This week we have added 86,414 new pages to The Archive, with updates to six of our existing titles. We have updates to two of our new titles – specialist countryman’s newspaper Field and West Midlands title the Sandwell Evening Mail – as well as updates to four of our other titles.
We have added a long run of late nineteenth century pages to the Acton Gazette, and there are also updates to the Reading Evening Post, the Tottenham & Edmonton Weekly Herald, and finally the Mansfield & Sutton Recorder.
Additions to the Acton Gazette this week include the year 1882, which was the year that Queen Victoria suffered her eighth and final assassination attempt at the hands of Roderick Mclean, a Scotsman who was later found ‘not guilty, but insane,’ and was sent to Broadmoor.
The Penny Illustrated Paper describes the ‘atrocious attempt to shoot the Queen,’ and gives a description of the dramatic scene. Queen Victoria and her youngest daughter Princess Beatrice had just arrived in Windsor on the evening of 2 March 1882, having traveled from London. Welcomed by cheering crowds, their carriage was pulling out of the gates of the station, when a man, later determined to be Roderick Mclean, took a shot at the carriage. He was overcome before he could shoot again, reportedly by two ‘stalwart’ Eton boys – Wilson and Robinson – who were later thanked by the Queen.
Recently added pages from the Acton Gazette give a scathing description of the ‘would-be regicide,’ labeling Mclean a ‘worthless vagabond:’
… the man, Roderick Mclean, who made an attempt to shoot the Queen, has led for a considerable time the life of a loafer and a tramp, though he gave himself out to be a grocer’s assistant, also a clerk. He appears to have been in receipt of a small weekly allowance in money, forwarded to him in the form of post-office orders by some philanthropic relative, but while the sums he thus obtained served to confirm in his idle habits, he still felt the constant pressure of impecuniosity, and regarded himself as a victim of the existing social system, which is all prizes for the rich and all blanks for the poor.
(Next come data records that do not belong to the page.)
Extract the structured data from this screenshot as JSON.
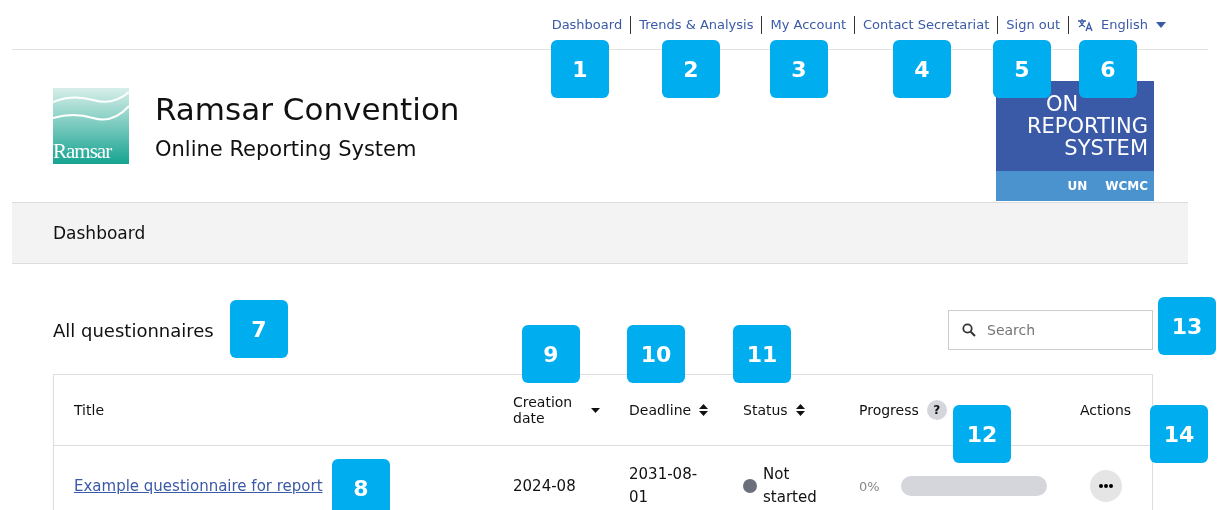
{
  "top_nav": {
    "links": [
      "Dashboard",
      "Trends & Analysis",
      "My Account",
      "Contact Secretariat",
      "Sign out"
    ],
    "language": "English"
  },
  "header": {
    "title": "Ramsar Convention",
    "subtitle": "Online Reporting System",
    "logo_word": "Ramsar",
    "badge_lines": [
      "ON",
      "REPORTING",
      "SYSTEM"
    ],
    "badge_footer": [
      "UN",
      "WCMC"
    ]
  },
  "breadcrumb": "Dashboard",
  "section_title": "All questionnaires",
  "search": {
    "placeholder": "Search"
  },
  "table": {
    "columns": [
      {
        "label": "Title",
        "kind": "plain"
      },
      {
        "label": "Creation date",
        "kind": "desc"
      },
      {
        "label": "Deadline",
        "kind": "sortable"
      },
      {
        "label": "Status",
        "kind": "sortable"
      },
      {
        "label": "Progress",
        "kind": "help",
        "help": "?"
      },
      {
        "label": "Actions",
        "kind": "plain"
      }
    ],
    "rows": [
      {
        "title": "Example questionnaire for report",
        "created": "2024-08",
        "deadline": "2031-08-01",
        "status": "Not started",
        "color": "#6b6f7b",
        "percent": "0%",
        "level": 0
      }
    ]
  },
  "callouts": [
    "1",
    "2",
    "3",
    "4",
    "5",
    "6",
    "7",
    "8",
    "9",
    "10",
    "11",
    "12",
    "13",
    "14"
  ]
}
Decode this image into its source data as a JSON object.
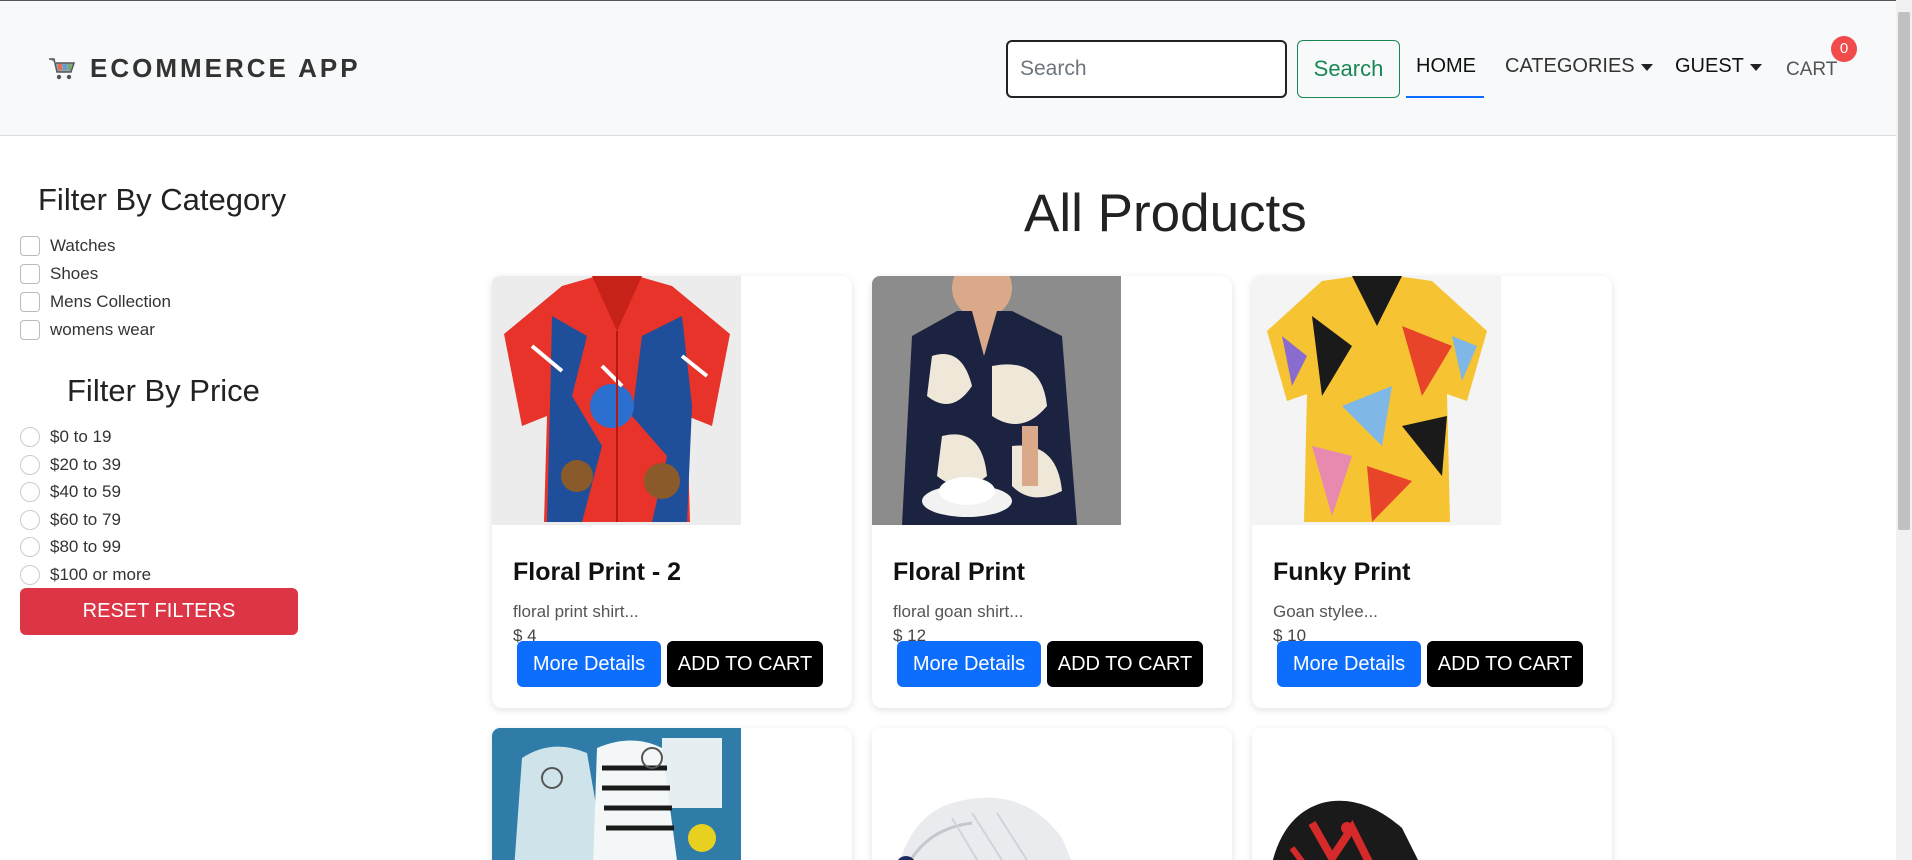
{
  "brand": {
    "name": "ECOMMERCE APP",
    "icon": "shopping-cart-icon"
  },
  "search": {
    "placeholder": "Search",
    "value": "",
    "button_label": "Search"
  },
  "nav": {
    "home": "HOME",
    "categories": "CATEGORIES",
    "user": "GUEST",
    "cart": "CART",
    "cart_count": "0"
  },
  "sidebar": {
    "category_heading": "Filter By Category",
    "categories": [
      {
        "label": "Watches",
        "checked": false
      },
      {
        "label": "Shoes",
        "checked": false
      },
      {
        "label": "Mens Collection",
        "checked": false
      },
      {
        "label": "womens wear",
        "checked": false
      }
    ],
    "price_heading": "Filter By Price",
    "prices": [
      {
        "label": "$0 to 19",
        "checked": false
      },
      {
        "label": "$20 to 39",
        "checked": false
      },
      {
        "label": "$40 to 59",
        "checked": false
      },
      {
        "label": "$60 to 79",
        "checked": false
      },
      {
        "label": "$80 to 99",
        "checked": false
      },
      {
        "label": "$100 or more",
        "checked": false
      }
    ],
    "reset_label": "RESET FILTERS"
  },
  "main": {
    "title": "All Products",
    "products": [
      {
        "name": "Floral Print - 2",
        "description": "floral print shirt...",
        "price": "$ 4",
        "details_label": "More Details",
        "cart_label": "ADD TO CART"
      },
      {
        "name": "Floral Print",
        "description": "floral goan shirt...",
        "price": "$ 12",
        "details_label": "More Details",
        "cart_label": "ADD TO CART"
      },
      {
        "name": "Funky Print",
        "description": "Goan stylee...",
        "price": "$ 10",
        "details_label": "More Details",
        "cart_label": "ADD TO CART"
      }
    ]
  },
  "colors": {
    "primary": "#0d6efd",
    "danger": "#dc3545",
    "success": "#198754",
    "badge": "#f04a4a",
    "navbar_bg": "#f8f9fa"
  }
}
In some writing found upon him, he had inveighed against the Queen and the ‘bloated aristocracy’ as the causes of his impoverished condition.
The Acton Gazette gives as Mclean’s motives both his apparent ‘love of notoriety’ and the ‘detestation of those above him,’ and gives an interesting commentary on how his notoriety is fueled by the press.
The misfortune is that the human ghouls who commit, or attempt to commit, great crimes, for the sake of getting themselves talked about, have their reward. The newspapers must gratify the insatiable curiosity of the public by narrating all that can be discovered about their previous careers. Every statement they make is recorded, and their personal appearance is minutely described. Photographs of them are obtained, and attract crowds to shop windows. The notoriety they have achieved by their dastardly crimes is not confined, they well know, to one country; it has a world-wide circulation, and this circumstance no doubt gratifies them still more.
However, Mclean’s eventual sentence did not reflect this premeditated desire for glory, instead at his trial for high treason, he was found ‘not guilty on the grounds of insanity‘ and sent to Broadmoor, where he died in 1921. This provoked Queen Victoria into initiating a change of law – the Trial of Lunatics Act 1883 – which allowed a jury to find a defendant ‘guilty but insane,’ and then treated as a ‘criminal lunatic.’
As for Queen Victoria, she demonstrated her ‘intrepidity of spirit,’ and according to the Penny Illustrated Paper, this final attempt on her life created ‘fresh links of sympathy and love [between] Her Majesty and her Loyal subjects.’
This week we have updated six of our existing titles.
You can learn more about each of the titles we add to every week by clicking on their names. On each paper’s title page, you can read a FREE sample issue, learn more about our current holdings, and our plans for digitisation.
|Reading Evening Post||1982-1984|
|Sandwell Evening Mail||1988, 1991, 1994|
|Tottenham and Edmonton Weekly Herald||1869|
|Mansfield & Sutton Recorder||1991|
|Acton Gazette||1880-1882, 1884, 1887, 1904-1909|